Three states – now that is exciting! And I’m not kidding. You are poised to understand critical timescales in non-equilibrium statistical mechanics.
Remember our goal is to crawl before we walk. We want to absolutely master the basics, so that complicated systems are less incomprehensible. While it is essential to understand the two-state system, it’s not enough. Using three states will deepen our appreciation of relaxation phenomena and timescales. And we will take the first step toward understanding non-equilibrium steady states.
To become stronger in theory, we do math. But we need to understand mathematical results in physical terms. The math and the conceptual picture must reinforce one another in our minds, or we’ll forget both. We also have to understand the assumptions underlying solvable models.
So it’s time for the solution to the previous problem … and new questions to understand that solution.
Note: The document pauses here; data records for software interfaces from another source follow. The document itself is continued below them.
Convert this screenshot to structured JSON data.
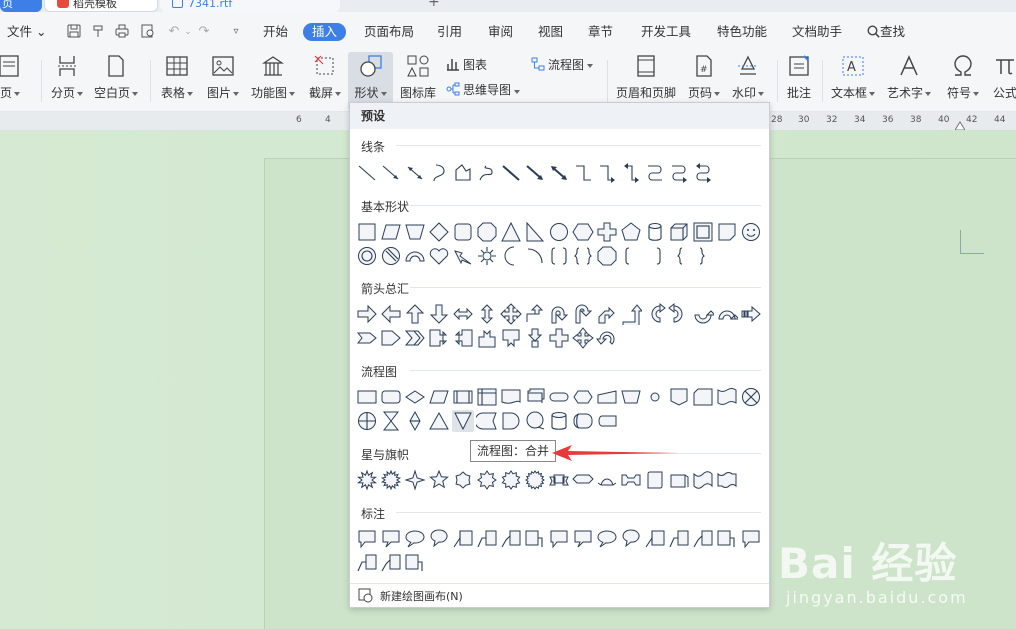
{
  "tabs": {
    "home_label": "页",
    "template_label": "稻壳模板",
    "doc_label": "7341.rtf"
  },
  "menubar": {
    "file_label": "文件",
    "items": [
      "开始",
      "插入",
      "页面布局",
      "引用",
      "审阅",
      "视图",
      "章节",
      "开发工具",
      "特色功能",
      "文档助手"
    ],
    "active_item": "插入",
    "search_label": "查找"
  },
  "ribbon": {
    "page_label": "页",
    "break_label": "分页",
    "blank_page_label": "空白页",
    "table_label": "表格",
    "picture_label": "图片",
    "function_chart_label": "功能图",
    "screenshot_label": "截屏",
    "shapes_label": "形状",
    "icon_lib_label": "图标库",
    "chart_label": "图表",
    "mindmap_label": "思维导图",
    "flowchart_label": "流程图",
    "header_footer_label": "页眉和页脚",
    "page_number_label": "页码",
    "watermark_label": "水印",
    "comment_label": "批注",
    "textbox_label": "文本框",
    "wordart_label": "艺术字",
    "symbol_label": "符号",
    "formula_label": "公式"
  },
  "ruler": {
    "left_ticks": [
      "6",
      "4"
    ],
    "right_ticks": [
      "28",
      "30",
      "32",
      "34",
      "36",
      "38",
      "40",
      "42",
      "44"
    ]
  },
  "shape_panel": {
    "header": "预设",
    "categories": {
      "lines": "线条",
      "basic": "基本形状",
      "arrows": "箭头总汇",
      "flowchart": "流程图",
      "stars": "星与旗帜",
      "callouts": "标注"
    },
    "new_canvas_label": "新建绘图画布(N)",
    "tooltip": "流程图：合并"
  },
  "watermark": {
    "logo_text": "Bai 经验",
    "url": "jingyan.baidu.com"
  },
  "colors": {
    "accent": "#3d7fe6",
    "arrow": "#e83a3a",
    "doc_background": "#cfe6cc"
  }
}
With this post I want to begin a series of exercises designed to grow your strength in theory pertinent to statistical biophysics – i.e., in math, physics, theoretical chemistry. The goal is to help you find a sweet spot where you push yourself a little bit, and regularly so you can continue to improve. Along the way, you’ll (re)learn critical statistical physics, which will help you understand, implement, and assess methods and findings more effectively. Of course, you’re in!
It’s my view that we must become statistical biophysicists. Why statistical? Because microscopic behaviors must be repeated zillions of times to create macroscopic effects. Can you help me shift the thinking in our community? See below for a collaboration opportunity.
Here’s a true story from a number of years ago. A postdoc in the group comes to me in frustration. He has built a cool “semi-atomistic” coarse-grained protein model that has generated disappointing results. An alpha helix that’s clearly resolved in the X-ray structure of his protein completely unravels. Disappointment. But playing the optimistic supervisor, I ask, “Are we sure you’re wrong? Could that helix be marginally stable?” Further digging revealed an isoform of the protein where the helix in question was not resolvable via X-ray. Relief! I was pretty pleased with myself, I must say.
But now I’m disappointed that I was pleased.
I don’t about you but I grew up on equilibrium statistical mechanics. The beauty of a partition function, an ensemble, the ability to understand thermodynamic principles from microscopic rules. I love that stuff.
But what if we want to understand biology? Is a partition function really the most important object? This Fall, I’m going to lecture on biophysics for an assortment of biology and biomedical engineering students for just a few weeks; and for the first time in my teaching career, I’m planning to omit a partition-function based description of molecular behavior. I’m just not convinced it’s important enough for an abbreviated set of lectures.
Such a beautiful thing, the PMF. The potential of mean force is a ‘free energy landscape’ – the energy-like-function whose Boltzmann factor exp[ -PMF(x) / kT ] gives the relative probability* for any coordinate (or coordinate set) x by integrating out (averaging over) all other coordinates. For example, x could be the angle between two domains in a protein or the distance of a ligand from a binding site.
The PMF’s basis in statistical mechanics is clear. When visualized, its basins and barriers cry out “Mechanism!’’ and kinetics are often inferred from the heights of these features.
Yet aside from the probability part of the preceding paragraph, the rest is largely speculative and subjective … and that’s assuming the PMF is well-sampled, which I highly doubt in most biomolecular cases of interest.
“Proteins don’t know biology” is one of those things I’m overly fond of saying. Fortunately, it’s true, and it gives quantitative folks a foot in the door of the magical world of biology. And it’s not only proteins that are ignorant of their role in the life of a cell, the same goes for DNA, RNA, lipids, etc. None of these molecules knows anything. They can only follow physical laws.
Is this just a physicist’s arrogance along the lines of, “Chemistry is just a bunch of special cases, uninteresting consequences of quantum mechanics”? I hope not. To the contrary, you should try to see that cells employ basic physics, but of a different type than what we learned (most of us, anyway) in our physical sciences curricula. This cell biophysics is fascinating, not highly mathematical, and offers a way of understanding numerous phenomena in the cell, which are all ‘special cases’ … but special cases of what?
You’re a quantitative person and you want to learn biology. My friend, you are in a difficult situation. If you really want to learn how biology works in a big-picture sense, as opposed to cutting yourself a very narrow slice of the great biological pie, then you have a challenging road ahead of you. Fortunately, many have walked it before you, and I want to give you some advice based on my own experiences. I should say at the outset that my own learning has focused mostly on the cell-biology part of the pie – not physiology, zoology, ecology, … and so my comments here refer to learning cell biology.
The scary thing is that I have been at this for almost 20 years (very part-time admittedly) and I would never dare to call myself a cell biologist. But I think it’s fair to say that by now I have a decent sense of what I know and what I don’t know. I will never be able to draw out the Krebs cycle, but I have a qualitative sense of its purpose and importance, as well as of general principles of cycles and catalyzed reactions in biochemistry. Not that impressive, I know, but I’m proud of it anyway.